“It’s specifically the month my dad died, and it’s also when I introduce the song now, and what makes it more broadly applicable to different people’s lives is seasonal depression. I probably experienced that unknowingly since before my dad died, you know the melancholy of those months, especially like the line, ‘when the sun sets early,’” said Summit, who also struggles with the lack of daylight in winter.
“It was just instant depression for me. It made me tired all the time, and I didn’t want to get out of bed. I don’t have it as bad as a lot of people, but it definitely influences my mood in a disproportionate way.”
Two years ago, Summit penned “‘Round January” as a response to a songwriting class prompt at the University of Southern California (USC). The prompt required students to write a song to their eighth-grade selves.
“And that was a week when a lot of people brought in some heavy stuff,” said Summit, a songwriting senior who will graduate in May. “It was just so provocative, and so I was thinking back to eighth grade, and middle school in general is when people tend to be struggling and trying to find out who they are.”
For Summit, the track also advocates the importance of therapy in tackling seasonal depression and other mental health challenges. He came from a family that believed in its long-term healing power.
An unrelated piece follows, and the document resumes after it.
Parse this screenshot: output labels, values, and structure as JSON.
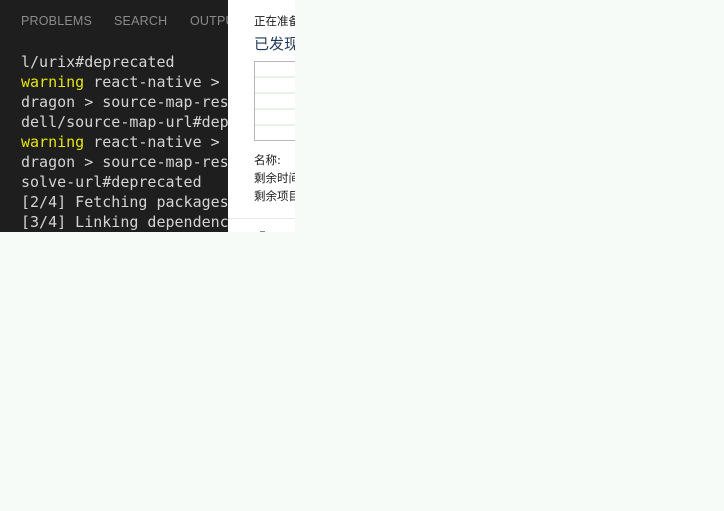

“When I got to school, I met a lot of people who didn’t come from that and ended up having a lot of undiagnosed issues. They just didn’t know how to deal with it, and it took them so long to have the courage to go to therapy or go to a psychiatrist and start treating their illness with therapy and medication,” Summit said. “Whereas I had already started to sort that out by that time, there were actually specific people in my life I was writing it for as well as myself.”